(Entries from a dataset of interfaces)

◇ ◇ ◇ ◇

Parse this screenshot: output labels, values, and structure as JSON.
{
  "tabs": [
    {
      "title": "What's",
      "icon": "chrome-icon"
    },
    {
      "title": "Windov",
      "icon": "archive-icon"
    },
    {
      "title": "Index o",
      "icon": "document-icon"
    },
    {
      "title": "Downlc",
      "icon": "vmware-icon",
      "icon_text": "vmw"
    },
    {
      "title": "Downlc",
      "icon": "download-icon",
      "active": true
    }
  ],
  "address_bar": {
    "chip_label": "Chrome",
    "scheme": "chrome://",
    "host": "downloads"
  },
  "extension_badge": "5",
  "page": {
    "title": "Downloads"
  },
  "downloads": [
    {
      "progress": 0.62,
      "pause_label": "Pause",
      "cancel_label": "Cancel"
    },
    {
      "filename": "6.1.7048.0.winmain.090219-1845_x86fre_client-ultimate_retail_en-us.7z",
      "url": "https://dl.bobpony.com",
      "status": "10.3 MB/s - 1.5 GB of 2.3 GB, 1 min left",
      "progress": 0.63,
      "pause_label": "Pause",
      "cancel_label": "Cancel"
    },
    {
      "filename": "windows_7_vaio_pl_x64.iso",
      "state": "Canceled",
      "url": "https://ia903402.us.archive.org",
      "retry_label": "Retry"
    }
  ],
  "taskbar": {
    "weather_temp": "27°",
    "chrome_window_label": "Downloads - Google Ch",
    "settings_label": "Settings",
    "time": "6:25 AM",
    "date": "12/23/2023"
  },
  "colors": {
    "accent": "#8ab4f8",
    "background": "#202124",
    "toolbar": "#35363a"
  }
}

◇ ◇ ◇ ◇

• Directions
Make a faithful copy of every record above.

• Exercise answer
Parse this screenshot: output labels, values, and structure as JSON.
{
  "tabs": [
    {
      "title": "What's",
      "icon": "chrome-icon"
    },
    {
      "title": "Windov",
      "icon": "archive-icon"
    },
    {
      "title": "Index o",
      "icon": "document-icon"
    },
    {
      "title": "Downlc",
      "icon": "vmware-icon",
      "icon_text": "vmw"
    },
    {
      "title": "Downlc",
      "icon": "download-icon",
      "active": true
    }
  ],
  "address_bar": {
    "chip_label": "Chrome",
    "scheme": "chrome://",
    "host": "downloads"
  },
  "extension_badge": "5",
  "page": {
    "title": "Downloads"
  },
  "downloads": [
    {
      "progress": 0.62,
      "pause_label": "Pause",
      "cancel_label": "Cancel"
    },
    {
      "filename": "6.1.7048.0.winmain.090219-1845_x86fre_client-ultimate_retail_en-us.7z",
      "url": "https://dl.bobpony.com",
      "status": "10.3 MB/s - 1.5 GB of 2.3 GB, 1 min left",
      "progress": 0.63,
      "pause_label": "Pause",
      "cancel_label": "Cancel"
    },
    {
      "filename": "windows_7_vaio_pl_x64.iso",
      "state": "Canceled",
      "url": "https://ia903402.us.archive.org",
      "retry_label": "Retry"
    }
  ],
  "taskbar": {
    "weather_temp": "27°",
    "chrome_window_label": "Downloads - Google Ch",
    "settings_label": "Settings",
    "time": "6:25 AM",
    "date": "12/23/2023"
  },
  "colors": {
    "accent": "#8ab4f8",
    "background": "#202124",
    "toolbar": "#35363a"
  }
}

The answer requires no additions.